Great expectationsethical fallout from design flaws in WPS (Wi-Fi Protected Setup Protocol) exploited by Tactical Network Solutions' Reaver, described by TNS as “a WPA attack tool... that exploits a protocol design flaw in WPS.”
There is certainly an argument for corporate password cracking as a proactive measure – there's actually quite a narrow dividing line between scanning for "joe" accounts, where the password and username are the same, and scanning for other weak password strategies by dictionary attack – and I don't think anyone has a problem in principle with a systems administrator using appropriate tools to check for weak passwords. That is, as long as the admin remains within the bounds of their responsibility and respects legal or policy boundaries and doesn't inappropriately use or misuse access to users' accounts. Unauthorized access and/or modification is often specifically outlawed by legislation, such as the U.K.'s Computer Misuse Act, and there are also potential issues with quasi-legal standards and internal policies that may specifically address the legitimate privacy expectations of users within an organization.
But there's another concern with Reaver. Because it's based on exploitation of a WPS vulnerability, its authorized presence on a system is potentially useful to an attacker, as well as to a sysadmin. In fact, an administrator can only use it effectively by leaving systems at risk from a protocol that's known to be exploitable. It's a long time since I was directly responsible for any corporate systems other than my own, but if I were still in that sort of role my natural inclination would be to ensure that WPS was disabled wherever possible, and press for lockdown and/or upgrade if and where WPS was actually required, rather than leave one hole open while I could look for other cracks in the brickwork.

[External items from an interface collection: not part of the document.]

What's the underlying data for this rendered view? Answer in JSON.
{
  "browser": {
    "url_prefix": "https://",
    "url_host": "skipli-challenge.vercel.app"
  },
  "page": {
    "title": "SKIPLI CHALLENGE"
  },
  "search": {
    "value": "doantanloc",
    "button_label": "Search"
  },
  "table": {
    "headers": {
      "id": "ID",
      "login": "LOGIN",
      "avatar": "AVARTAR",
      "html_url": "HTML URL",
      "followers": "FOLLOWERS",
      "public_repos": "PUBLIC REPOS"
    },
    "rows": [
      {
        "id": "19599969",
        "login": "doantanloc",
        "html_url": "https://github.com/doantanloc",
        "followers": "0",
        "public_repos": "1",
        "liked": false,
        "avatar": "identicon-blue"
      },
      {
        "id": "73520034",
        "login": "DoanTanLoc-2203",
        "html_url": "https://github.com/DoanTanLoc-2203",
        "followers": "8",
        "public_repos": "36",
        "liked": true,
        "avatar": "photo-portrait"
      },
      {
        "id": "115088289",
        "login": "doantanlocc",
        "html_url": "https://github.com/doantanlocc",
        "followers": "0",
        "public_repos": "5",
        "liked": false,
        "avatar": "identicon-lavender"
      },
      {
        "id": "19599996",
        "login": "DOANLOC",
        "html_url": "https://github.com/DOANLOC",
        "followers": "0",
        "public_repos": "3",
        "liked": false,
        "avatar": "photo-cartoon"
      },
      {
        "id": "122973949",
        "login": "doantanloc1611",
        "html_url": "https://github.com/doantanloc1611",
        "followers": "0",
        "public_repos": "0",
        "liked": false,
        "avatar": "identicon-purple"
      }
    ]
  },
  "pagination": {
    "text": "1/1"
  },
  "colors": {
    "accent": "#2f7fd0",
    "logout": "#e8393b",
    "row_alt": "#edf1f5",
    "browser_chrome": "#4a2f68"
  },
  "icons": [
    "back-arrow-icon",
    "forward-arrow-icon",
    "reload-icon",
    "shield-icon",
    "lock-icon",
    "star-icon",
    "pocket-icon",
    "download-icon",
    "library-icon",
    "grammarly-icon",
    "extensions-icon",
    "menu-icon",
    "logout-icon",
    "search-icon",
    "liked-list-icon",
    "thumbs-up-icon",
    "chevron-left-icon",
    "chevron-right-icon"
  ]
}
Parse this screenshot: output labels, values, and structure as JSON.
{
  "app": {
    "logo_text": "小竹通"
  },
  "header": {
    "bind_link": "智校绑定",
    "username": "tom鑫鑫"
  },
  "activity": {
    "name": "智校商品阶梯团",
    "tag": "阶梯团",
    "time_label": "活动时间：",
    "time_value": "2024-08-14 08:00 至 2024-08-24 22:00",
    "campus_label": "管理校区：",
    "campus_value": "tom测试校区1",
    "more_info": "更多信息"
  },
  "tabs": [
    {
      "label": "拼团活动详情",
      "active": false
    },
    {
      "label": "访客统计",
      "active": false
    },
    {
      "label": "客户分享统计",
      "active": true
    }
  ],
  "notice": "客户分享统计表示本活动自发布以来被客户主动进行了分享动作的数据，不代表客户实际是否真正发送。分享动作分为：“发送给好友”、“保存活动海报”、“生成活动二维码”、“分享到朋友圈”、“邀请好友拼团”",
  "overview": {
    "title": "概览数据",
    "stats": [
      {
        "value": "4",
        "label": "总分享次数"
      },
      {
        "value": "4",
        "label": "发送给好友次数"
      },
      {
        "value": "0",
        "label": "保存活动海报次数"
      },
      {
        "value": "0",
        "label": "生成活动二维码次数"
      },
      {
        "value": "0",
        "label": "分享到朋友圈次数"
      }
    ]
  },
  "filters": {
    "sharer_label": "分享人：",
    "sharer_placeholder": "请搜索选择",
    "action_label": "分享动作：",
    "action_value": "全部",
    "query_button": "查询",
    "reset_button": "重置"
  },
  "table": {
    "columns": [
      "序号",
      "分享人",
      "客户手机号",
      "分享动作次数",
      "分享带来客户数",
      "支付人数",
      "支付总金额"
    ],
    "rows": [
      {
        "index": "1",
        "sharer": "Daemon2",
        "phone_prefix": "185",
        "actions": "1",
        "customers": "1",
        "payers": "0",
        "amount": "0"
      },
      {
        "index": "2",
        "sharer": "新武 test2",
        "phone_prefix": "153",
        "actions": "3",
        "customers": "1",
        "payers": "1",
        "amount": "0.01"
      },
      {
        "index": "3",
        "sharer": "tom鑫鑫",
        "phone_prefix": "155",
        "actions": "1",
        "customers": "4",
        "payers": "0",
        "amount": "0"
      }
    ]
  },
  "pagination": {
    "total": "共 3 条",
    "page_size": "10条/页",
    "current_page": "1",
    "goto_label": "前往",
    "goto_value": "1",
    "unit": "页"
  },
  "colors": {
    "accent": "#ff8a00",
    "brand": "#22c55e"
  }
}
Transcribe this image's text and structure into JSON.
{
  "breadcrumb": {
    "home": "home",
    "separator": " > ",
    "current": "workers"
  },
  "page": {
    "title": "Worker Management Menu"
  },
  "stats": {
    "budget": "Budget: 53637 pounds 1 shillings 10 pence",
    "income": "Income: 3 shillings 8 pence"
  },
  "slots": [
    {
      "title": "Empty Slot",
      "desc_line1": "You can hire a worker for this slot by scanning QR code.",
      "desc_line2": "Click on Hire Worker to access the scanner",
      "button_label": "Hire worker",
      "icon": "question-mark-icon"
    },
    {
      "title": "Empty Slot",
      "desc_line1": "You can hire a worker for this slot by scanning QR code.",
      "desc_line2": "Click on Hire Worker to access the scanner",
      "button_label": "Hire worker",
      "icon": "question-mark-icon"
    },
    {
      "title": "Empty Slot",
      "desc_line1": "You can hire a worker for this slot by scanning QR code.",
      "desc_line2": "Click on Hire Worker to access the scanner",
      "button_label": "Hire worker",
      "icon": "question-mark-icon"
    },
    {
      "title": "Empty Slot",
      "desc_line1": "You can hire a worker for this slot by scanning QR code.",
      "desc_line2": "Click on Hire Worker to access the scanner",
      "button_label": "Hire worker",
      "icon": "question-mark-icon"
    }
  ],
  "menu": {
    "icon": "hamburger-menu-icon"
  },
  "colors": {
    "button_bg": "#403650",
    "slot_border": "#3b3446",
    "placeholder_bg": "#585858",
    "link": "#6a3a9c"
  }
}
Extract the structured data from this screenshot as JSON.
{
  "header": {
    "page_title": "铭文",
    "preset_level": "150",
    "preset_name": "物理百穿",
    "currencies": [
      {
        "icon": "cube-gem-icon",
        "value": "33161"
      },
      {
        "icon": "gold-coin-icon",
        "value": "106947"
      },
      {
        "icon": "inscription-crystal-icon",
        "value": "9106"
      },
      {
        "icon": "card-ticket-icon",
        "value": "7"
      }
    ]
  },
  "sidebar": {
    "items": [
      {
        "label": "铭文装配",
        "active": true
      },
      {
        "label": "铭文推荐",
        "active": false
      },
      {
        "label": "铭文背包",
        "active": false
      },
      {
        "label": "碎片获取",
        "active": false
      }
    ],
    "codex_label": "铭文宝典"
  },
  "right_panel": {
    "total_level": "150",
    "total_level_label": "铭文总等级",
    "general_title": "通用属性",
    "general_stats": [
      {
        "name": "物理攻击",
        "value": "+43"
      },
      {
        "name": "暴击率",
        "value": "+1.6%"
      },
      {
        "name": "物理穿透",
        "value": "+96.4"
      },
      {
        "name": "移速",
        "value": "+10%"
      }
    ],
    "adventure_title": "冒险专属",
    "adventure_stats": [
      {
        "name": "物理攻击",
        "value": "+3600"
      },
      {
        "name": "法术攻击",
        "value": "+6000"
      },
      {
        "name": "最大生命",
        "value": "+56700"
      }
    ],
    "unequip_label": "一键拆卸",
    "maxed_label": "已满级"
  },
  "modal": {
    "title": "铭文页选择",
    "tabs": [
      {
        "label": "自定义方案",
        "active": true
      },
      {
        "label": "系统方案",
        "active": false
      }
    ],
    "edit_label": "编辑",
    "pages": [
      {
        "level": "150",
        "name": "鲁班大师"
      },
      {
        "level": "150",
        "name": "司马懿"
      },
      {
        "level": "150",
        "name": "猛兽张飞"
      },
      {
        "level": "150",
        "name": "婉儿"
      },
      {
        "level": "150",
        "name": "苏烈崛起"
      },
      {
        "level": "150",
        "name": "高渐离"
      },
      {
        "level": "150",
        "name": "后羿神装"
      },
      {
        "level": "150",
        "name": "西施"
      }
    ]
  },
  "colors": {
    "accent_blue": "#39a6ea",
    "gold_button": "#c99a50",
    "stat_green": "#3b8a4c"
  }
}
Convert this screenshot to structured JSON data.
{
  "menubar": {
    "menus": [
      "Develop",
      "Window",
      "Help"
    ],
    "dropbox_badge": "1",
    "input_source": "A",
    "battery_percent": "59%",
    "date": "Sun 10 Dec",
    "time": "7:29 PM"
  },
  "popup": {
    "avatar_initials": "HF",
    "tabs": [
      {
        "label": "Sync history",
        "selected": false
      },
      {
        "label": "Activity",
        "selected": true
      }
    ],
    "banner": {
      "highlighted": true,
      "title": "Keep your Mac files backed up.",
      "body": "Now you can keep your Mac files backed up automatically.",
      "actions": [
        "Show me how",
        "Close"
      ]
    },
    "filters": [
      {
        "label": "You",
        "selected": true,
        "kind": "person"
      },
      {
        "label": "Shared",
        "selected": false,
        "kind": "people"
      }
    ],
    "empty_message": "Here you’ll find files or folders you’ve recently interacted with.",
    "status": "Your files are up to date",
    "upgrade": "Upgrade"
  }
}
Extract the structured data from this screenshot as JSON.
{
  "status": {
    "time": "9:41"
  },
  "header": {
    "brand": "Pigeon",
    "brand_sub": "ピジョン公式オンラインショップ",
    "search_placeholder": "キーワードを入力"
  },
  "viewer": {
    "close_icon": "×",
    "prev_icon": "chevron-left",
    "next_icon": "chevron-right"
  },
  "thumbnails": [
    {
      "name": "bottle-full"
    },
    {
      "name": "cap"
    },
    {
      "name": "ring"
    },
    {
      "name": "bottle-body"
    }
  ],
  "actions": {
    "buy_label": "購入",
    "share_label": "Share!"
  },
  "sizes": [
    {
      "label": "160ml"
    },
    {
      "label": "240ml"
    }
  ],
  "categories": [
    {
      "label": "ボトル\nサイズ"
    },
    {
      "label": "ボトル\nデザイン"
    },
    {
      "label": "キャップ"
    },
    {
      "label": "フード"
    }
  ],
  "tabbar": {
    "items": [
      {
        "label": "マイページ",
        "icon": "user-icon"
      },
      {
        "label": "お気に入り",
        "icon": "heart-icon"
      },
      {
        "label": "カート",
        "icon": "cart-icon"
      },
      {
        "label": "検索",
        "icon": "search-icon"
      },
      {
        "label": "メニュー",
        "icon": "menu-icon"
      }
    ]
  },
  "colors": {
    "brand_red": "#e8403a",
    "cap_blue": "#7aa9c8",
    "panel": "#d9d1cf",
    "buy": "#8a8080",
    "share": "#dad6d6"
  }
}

I have also been asked whether anti-virus can (or even should) detect Reaver. I'm not sure an AV-centric program could actively detect Reaver because of the nature of the tool, but in principle a security product could detect and flag the presence of the vulnerability, and maybe even evaluate the risk level. You could add pretty much any functionality to a security product you think appropriate, and, in fact, I often see customers and even product testers who assume that vulnerability scanning is (or should be) a standard add-on to AV heuristics.
In fact, AV-centric security software may include functionality to flag system updates that haven't yet been applied or certain known vulnerabilities in legitimate software, especially if these are known to be "of interest" to malware authors, and that's an entirely responsible approach to developing security software. The problems are that the more you extend functionality, the more dependencies and fragilities (and bulk) you introduce, and the more you perpetuate the myth that AV (or an internet security product incorporating AV) is perfect protection. If there is such a thing. There is no single, one-size-fits-all 100 percent-effective solution in my catalogue.
So, customers shouldn't place too much trust in AV vulnerability scanning functionality unless it's there in the product specification (and if it is there, maybe you're looking at a different kind of product). Anti-virus scanning is not the same as vulnerability scanning, even if that functionality may be there in some more general products. I can certainly tighten some screw with my Swiss Army knife, but I wouldn't expect to see it advertised as a cabinet-maker's tool-chest.